*Task to carry out*
All lines from the one containing "Extract the structured" through the final line of the material below must appear exactly as they are, with nothing else.

*Records to use*
====================
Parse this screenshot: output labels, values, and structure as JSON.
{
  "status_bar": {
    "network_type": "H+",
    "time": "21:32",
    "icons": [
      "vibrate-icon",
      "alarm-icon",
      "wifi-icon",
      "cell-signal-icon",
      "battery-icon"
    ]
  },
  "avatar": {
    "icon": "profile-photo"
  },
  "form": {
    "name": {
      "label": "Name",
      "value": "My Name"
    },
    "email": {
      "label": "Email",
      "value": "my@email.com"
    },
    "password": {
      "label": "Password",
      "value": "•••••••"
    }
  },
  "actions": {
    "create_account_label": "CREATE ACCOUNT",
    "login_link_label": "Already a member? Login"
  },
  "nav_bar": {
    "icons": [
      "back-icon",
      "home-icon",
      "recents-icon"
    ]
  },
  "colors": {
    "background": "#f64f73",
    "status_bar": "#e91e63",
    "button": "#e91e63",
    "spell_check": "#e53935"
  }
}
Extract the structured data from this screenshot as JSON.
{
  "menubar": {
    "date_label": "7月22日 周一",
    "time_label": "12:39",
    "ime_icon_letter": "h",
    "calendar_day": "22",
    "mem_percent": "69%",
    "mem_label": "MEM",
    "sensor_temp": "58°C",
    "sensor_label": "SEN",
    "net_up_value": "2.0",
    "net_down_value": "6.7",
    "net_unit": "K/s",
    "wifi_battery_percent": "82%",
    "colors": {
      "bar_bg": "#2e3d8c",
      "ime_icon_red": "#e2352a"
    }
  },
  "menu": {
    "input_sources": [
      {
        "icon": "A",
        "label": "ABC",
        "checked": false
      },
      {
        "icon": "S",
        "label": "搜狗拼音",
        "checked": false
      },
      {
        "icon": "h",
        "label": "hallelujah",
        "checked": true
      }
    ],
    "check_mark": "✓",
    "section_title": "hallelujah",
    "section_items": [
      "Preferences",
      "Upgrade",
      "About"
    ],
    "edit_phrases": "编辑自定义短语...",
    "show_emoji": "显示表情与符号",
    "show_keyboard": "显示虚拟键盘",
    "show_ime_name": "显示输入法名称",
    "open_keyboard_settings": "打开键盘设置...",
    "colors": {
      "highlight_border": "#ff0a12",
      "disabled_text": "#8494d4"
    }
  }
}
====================
*Reply*
Extract the structured data from this screenshot as JSON.
{
  "menubar": {
    "date_label": "7月22日 周一",
    "time_label": "12:39",
    "ime_icon_letter": "h",
    "calendar_day": "22",
    "mem_percent": "69%",
    "mem_label": "MEM",
    "sensor_temp": "58°C",
    "sensor_label": "SEN",
    "net_up_value": "2.0",
    "net_down_value": "6.7",
    "net_unit": "K/s",
    "wifi_battery_percent": "82%",
    "colors": {
      "bar_bg": "#2e3d8c",
      "ime_icon_red": "#e2352a"
    }
  },
  "menu": {
    "input_sources": [
      {
        "icon": "A",
        "label": "ABC",
        "checked": false
      },
      {
        "icon": "S",
        "label": "搜狗拼音",
        "checked": false
      },
      {
        "icon": "h",
        "label": "hallelujah",
        "checked": true
      }
    ],
    "check_mark": "✓",
    "section_title": "hallelujah",
    "section_items": [
      "Preferences",
      "Upgrade",
      "About"
    ],
    "edit_phrases": "编辑自定义短语...",
    "show_emoji": "显示表情与符号",
    "show_keyboard": "显示虚拟键盘",
    "show_ime_name": "显示输入法名称",
    "open_keyboard_settings": "打开键盘设置...",
    "colors": {
      "highlight_border": "#ff0a12",
      "disabled_text": "#8494d4"
    }
  }
}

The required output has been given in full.